_Required work_
Locate every line below that contains the word "Target" and copy it.

Records excerpted from a collection
⁂

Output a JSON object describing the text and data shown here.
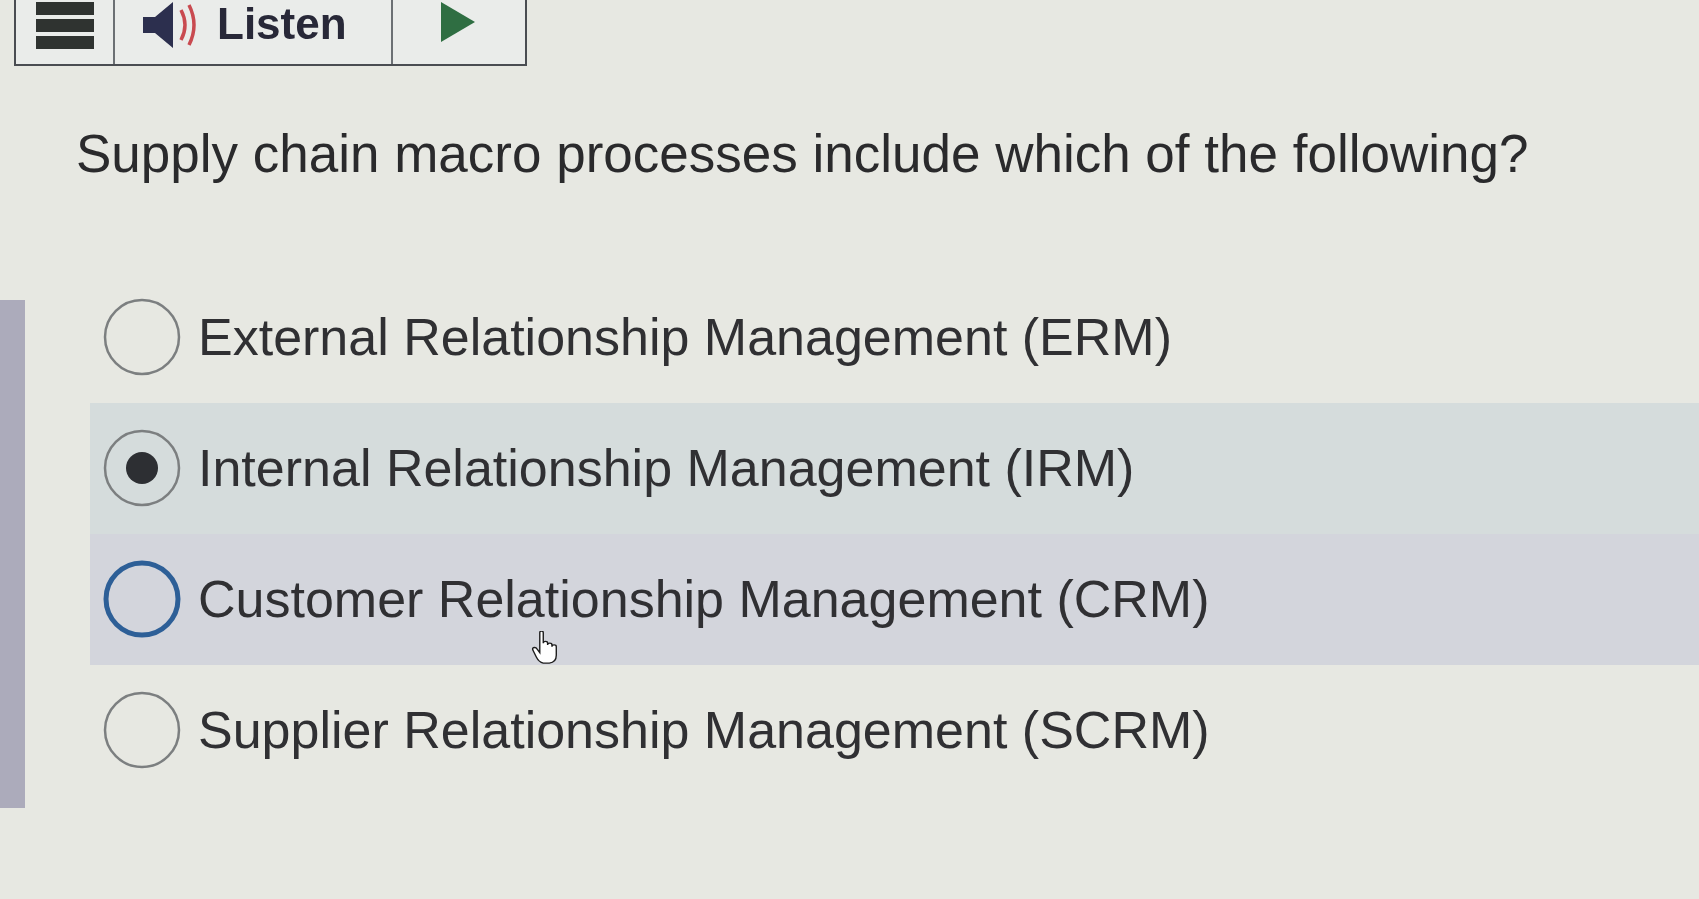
{
  "toolbar": {
    "listen_label": "Listen"
  },
  "question": "Supply chain macro processes include which of the following?",
  "options": [
    {
      "label": "External Relationship Management (ERM)",
      "selected": false,
      "hovered": false
    },
    {
      "label": "Internal Relationship Management (IRM)",
      "selected": true,
      "hovered": false
    },
    {
      "label": "Customer Relationship Management (CRM)",
      "selected": false,
      "hovered": true
    },
    {
      "label": "Supplier Relationship Management (SCRM)",
      "selected": false,
      "hovered": false
    }
  ]
}
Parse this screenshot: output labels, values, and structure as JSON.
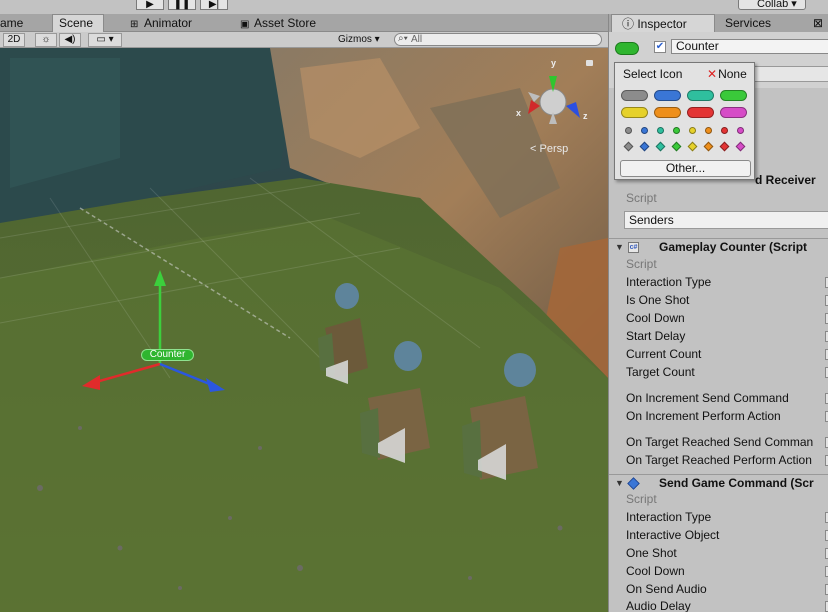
{
  "toolbar": {
    "collab_label": "Collab"
  },
  "tabs": [
    {
      "label": "ame"
    },
    {
      "label": "Scene"
    },
    {
      "label": "Animator"
    },
    {
      "label": "Asset Store"
    }
  ],
  "scene_toolbar": {
    "mode_2d": "2D",
    "gizmos_label": "Gizmos",
    "search_placeholder": "All"
  },
  "scene": {
    "projection_label": "Persp",
    "axis_y": "y",
    "axis_x": "x",
    "axis_z": "z",
    "selected_object_label": "Counter"
  },
  "inspector": {
    "tabs": [
      {
        "label": "Inspector"
      },
      {
        "label": "Services"
      }
    ],
    "object_name": "Counter",
    "object_active": true,
    "icon_popup": {
      "title": "Select Icon",
      "none_label": "None",
      "other_label": "Other...",
      "label_colors": [
        "#8c8c8c",
        "#3a76d6",
        "#2fbf9e",
        "#3ac93a",
        "#e6d12a",
        "#ee8f1b",
        "#e33434",
        "#d64cc7"
      ],
      "dot_colors": [
        "#8c8c8c",
        "#3a76d6",
        "#2fbf9e",
        "#3ac93a",
        "#e6d12a",
        "#ee8f1b",
        "#e33434",
        "#d64cc7"
      ]
    },
    "partial_header": "d Receiver",
    "receiver": {
      "script_label": "Script",
      "senders_label": "Senders"
    },
    "gameplay_counter": {
      "title": "Gameplay Counter (Script",
      "fields": [
        "Script",
        "Interaction Type",
        "Is One Shot",
        "Cool Down",
        "Start Delay",
        "Current Count",
        "Target Count",
        "On Increment Send Command",
        "On Increment Perform Action",
        "On Target Reached Send Comman",
        "On Target Reached Perform Action"
      ]
    },
    "send_game_command": {
      "title": "Send Game Command (Scr",
      "fields": [
        "Script",
        "Interaction Type",
        "Interactive Object",
        "One Shot",
        "Cool Down",
        "On Send Audio",
        "Audio Delay"
      ]
    }
  }
}
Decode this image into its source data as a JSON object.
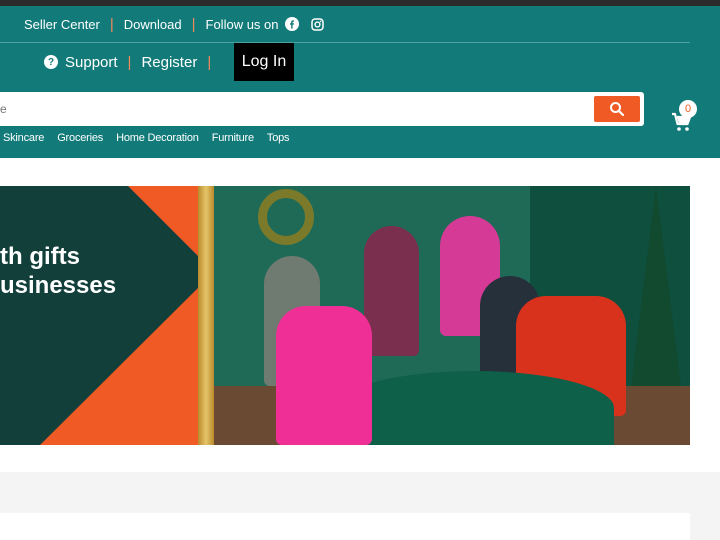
{
  "header": {
    "links": [
      "Seller Center",
      "Download",
      "Follow us on"
    ],
    "support": "Support",
    "register": "Register",
    "login": "Log In",
    "separator": "|"
  },
  "search": {
    "placeholder": "re"
  },
  "cart": {
    "count": "0"
  },
  "categories": [
    "Skincare",
    "Groceries",
    "Home Decoration",
    "Furniture",
    "Tops"
  ],
  "banner": {
    "headline_line1": "th gifts",
    "headline_line2": "usinesses"
  },
  "colors": {
    "header_bg": "#127b79",
    "accent": "#f05a24",
    "login_bg": "#000000"
  },
  "icons": [
    "facebook-icon",
    "instagram-icon",
    "help-icon",
    "search-icon",
    "cart-icon"
  ]
}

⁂

_Result for this exercise_
        "Target Count",
        "On Target Reached Send Comman",
        "On Target Reached Perform Action"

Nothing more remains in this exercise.